Fellowship Report
Dr Fujiang Hou (College of Pastoral Agriculture Science and Technology, Lanzhou University, China)
Main purpose of the fellowship: Review existing knowledge of ruminant nutrition and methan emission of ruminant agriculture; Determine the potential for high water-soluble carbohydrate (WSC) perennial ryegrass to decrease methane emissions per animal and per unit output; Learn methodologies to assess plant chemical composition and measure methane emissions from ruminants using both in vitro and in vivo methodologies.

Development of methodology to measure rate of passage in the ruminant digestive tract
Dr Ir. Kustantinah (Faculty of Animal Science, Gadjah Mada University, Indonesia)
Main purpose of the fellowship: To study techniques on feed evaluation, especially on development methodologies for rapid assessment of gut passage rate in ruminants; To increase capacity building of Gadjah Mada University staff through participation in scientific activity at the UK.

Research on aspects of the variation in vertebrae number and their length in two areas of the spine, and the relationships to meat yield in different sheep breeds and crosses
Mieso Guru Geda (Oromia Agricultural Research Institute, Ethiopia)
Main purpose of fellowship: The fellowship was aimed to support 5-month period at the Sustainable Livestock Systems Research and Development Group at SAC, Penicuik, Scotland under the supervision of Dr Lutz Bünger. The fellowship period included experience with projects on factors affecting sheep carcass yield and quality, and knowledge of computer tomography scans and other computer skills.

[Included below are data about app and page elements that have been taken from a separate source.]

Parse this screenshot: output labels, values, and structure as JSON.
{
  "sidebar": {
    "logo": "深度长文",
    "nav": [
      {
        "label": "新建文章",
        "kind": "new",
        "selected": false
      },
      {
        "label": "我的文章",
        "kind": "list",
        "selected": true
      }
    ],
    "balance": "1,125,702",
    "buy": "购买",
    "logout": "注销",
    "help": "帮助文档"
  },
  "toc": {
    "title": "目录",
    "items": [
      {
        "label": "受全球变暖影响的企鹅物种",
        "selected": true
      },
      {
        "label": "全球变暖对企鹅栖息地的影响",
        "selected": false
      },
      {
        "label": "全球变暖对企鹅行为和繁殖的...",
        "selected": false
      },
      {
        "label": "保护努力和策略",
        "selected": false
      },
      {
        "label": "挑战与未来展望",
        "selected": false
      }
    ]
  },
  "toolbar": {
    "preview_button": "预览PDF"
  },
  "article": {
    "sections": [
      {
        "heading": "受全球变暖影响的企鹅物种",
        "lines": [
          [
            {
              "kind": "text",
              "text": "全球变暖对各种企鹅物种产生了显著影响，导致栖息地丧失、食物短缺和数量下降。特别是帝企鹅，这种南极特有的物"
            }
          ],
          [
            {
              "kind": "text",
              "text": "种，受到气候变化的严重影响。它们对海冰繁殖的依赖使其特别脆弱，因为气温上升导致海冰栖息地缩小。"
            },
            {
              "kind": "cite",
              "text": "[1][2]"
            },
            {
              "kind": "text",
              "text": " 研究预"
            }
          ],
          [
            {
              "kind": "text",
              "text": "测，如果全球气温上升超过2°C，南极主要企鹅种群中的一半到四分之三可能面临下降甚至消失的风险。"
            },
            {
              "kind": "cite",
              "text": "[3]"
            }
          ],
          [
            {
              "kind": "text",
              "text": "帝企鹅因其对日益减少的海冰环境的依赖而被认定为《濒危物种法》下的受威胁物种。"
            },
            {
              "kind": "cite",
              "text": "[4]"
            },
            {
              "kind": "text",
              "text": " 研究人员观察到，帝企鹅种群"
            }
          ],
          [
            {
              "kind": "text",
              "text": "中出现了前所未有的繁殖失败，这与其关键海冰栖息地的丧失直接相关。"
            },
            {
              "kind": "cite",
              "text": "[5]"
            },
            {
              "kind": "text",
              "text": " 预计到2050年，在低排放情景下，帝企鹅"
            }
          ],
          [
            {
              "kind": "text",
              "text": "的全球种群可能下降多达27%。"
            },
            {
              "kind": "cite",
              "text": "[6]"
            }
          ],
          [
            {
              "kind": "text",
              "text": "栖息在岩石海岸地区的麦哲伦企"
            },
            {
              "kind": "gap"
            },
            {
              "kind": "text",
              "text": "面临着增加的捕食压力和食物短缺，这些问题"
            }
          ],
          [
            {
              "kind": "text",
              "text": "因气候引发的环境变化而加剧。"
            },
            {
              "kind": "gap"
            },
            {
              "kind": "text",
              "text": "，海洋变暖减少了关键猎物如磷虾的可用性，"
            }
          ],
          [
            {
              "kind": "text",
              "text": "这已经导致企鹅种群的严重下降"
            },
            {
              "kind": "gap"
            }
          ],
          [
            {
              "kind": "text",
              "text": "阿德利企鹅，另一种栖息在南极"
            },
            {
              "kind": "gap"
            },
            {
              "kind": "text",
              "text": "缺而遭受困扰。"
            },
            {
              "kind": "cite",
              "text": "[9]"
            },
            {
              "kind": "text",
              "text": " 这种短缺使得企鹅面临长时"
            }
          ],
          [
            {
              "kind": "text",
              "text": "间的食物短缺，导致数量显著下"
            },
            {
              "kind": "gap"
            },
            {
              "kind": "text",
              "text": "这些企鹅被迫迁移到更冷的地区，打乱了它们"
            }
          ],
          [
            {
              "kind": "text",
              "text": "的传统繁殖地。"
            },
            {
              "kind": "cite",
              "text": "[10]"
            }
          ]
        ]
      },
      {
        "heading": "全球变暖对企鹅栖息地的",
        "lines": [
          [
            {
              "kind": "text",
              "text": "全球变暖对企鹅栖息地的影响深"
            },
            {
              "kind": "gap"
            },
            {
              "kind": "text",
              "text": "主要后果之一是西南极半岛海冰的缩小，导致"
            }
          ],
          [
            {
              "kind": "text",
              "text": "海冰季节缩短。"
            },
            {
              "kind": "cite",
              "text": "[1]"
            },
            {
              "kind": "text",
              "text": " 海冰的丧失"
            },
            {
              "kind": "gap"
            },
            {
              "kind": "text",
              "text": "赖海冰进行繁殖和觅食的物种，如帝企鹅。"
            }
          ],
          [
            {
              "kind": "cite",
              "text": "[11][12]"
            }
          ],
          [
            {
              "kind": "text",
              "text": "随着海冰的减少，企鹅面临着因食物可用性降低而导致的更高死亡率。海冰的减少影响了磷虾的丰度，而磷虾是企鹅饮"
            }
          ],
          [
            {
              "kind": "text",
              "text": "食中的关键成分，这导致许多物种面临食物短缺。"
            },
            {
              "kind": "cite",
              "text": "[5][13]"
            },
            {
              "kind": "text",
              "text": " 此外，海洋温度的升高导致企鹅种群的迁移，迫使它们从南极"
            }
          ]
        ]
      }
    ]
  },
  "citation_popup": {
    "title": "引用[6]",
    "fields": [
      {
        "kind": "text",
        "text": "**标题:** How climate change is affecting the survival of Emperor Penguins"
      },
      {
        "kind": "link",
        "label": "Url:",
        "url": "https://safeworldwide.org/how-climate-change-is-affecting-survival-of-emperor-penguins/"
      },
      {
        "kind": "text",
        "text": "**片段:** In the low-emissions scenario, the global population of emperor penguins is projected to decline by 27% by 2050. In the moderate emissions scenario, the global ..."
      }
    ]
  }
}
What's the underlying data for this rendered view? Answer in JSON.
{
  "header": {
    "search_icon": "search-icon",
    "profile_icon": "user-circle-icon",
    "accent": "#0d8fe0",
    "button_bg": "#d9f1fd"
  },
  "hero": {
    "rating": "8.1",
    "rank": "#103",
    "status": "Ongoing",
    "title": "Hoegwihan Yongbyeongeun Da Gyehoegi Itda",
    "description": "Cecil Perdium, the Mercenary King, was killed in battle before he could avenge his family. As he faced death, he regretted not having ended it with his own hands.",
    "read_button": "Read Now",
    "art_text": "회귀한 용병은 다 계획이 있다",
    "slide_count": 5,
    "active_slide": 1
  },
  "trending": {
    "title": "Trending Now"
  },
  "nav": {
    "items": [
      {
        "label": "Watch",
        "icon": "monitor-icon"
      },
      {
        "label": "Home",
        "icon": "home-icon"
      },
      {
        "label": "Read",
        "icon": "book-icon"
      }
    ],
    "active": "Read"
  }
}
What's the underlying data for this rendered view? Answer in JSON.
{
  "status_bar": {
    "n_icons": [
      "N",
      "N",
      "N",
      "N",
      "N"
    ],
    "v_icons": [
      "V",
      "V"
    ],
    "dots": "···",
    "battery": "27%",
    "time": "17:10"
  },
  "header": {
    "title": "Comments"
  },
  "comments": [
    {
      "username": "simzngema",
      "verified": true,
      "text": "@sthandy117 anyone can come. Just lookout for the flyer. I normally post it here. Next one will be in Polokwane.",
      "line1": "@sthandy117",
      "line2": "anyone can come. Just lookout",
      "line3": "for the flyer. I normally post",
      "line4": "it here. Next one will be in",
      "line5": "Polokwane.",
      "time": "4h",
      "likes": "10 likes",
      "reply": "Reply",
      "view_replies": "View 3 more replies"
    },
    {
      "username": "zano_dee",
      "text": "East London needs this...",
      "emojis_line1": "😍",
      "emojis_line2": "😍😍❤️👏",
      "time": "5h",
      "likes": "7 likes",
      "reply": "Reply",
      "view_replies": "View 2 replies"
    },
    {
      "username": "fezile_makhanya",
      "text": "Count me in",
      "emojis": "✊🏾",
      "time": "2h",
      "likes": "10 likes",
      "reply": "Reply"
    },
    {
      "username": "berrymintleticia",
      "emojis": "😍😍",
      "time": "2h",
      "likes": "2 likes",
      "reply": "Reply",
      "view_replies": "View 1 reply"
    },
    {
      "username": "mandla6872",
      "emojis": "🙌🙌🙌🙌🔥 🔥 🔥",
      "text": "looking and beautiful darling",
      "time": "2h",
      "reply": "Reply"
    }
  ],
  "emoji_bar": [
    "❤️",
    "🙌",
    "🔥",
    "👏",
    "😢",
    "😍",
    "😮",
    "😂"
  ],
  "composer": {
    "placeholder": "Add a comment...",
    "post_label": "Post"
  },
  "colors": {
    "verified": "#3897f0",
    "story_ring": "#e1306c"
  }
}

Postdoctoral research on the development of a method of ruminal degradability in situ for dietary plant material which avoids the need for fistulated animals
José Horacio Pagella (Facultad de Agronomía, Universidad Nacional de La Pampa, Argentina)
Main purpose of the Fellowship: The Fellowship was aimed to support a postdoctoral research training based on method development for the assessing of forage rumen degradability in situ avoiding the use of surgically prepared animals.

The effect of a sub-acute ruminal acidosis challenge induced by either grain or alfalfa-pellet based diets on the pathogenicity of rumen Escherichia coli populations in dairy cows
Dr Patricia Aikman (Animal Science Research Group, Department of Agriculture, University of Reading, UK)
Overall Objectives of the Fellowship: Researchers at the University of Manitoba have previously demonstrated that rumen microbial populations differ in animals with sub-acute ruminal acidosis (SARA), depending on whether the SARA was caused by high starch, cereal-based diets or by forage-based diets with low physically-effective fibre concentrations. The primary objective of this Fellowship was to investigate the effect of method of inducing SARA on the disease-causing capabilities, or pathogenicity, of rumen microbes, in particular Escherichia coli. In addition to improving understanding of the etiology of SARA, this work may also indicate whether shedding of pathogens into the environment by animals with SARA is a cause for concern. The secondary objective of the Fellowship was to develop expertise in microbiological and molecular techniques. To achieve these objectives, E. coli isolated from rumen samples taken in the course of two previous studies conducted at the University of Manitoba (Khafipour et al., 2009a, Khafipour et al., 2009b) were used.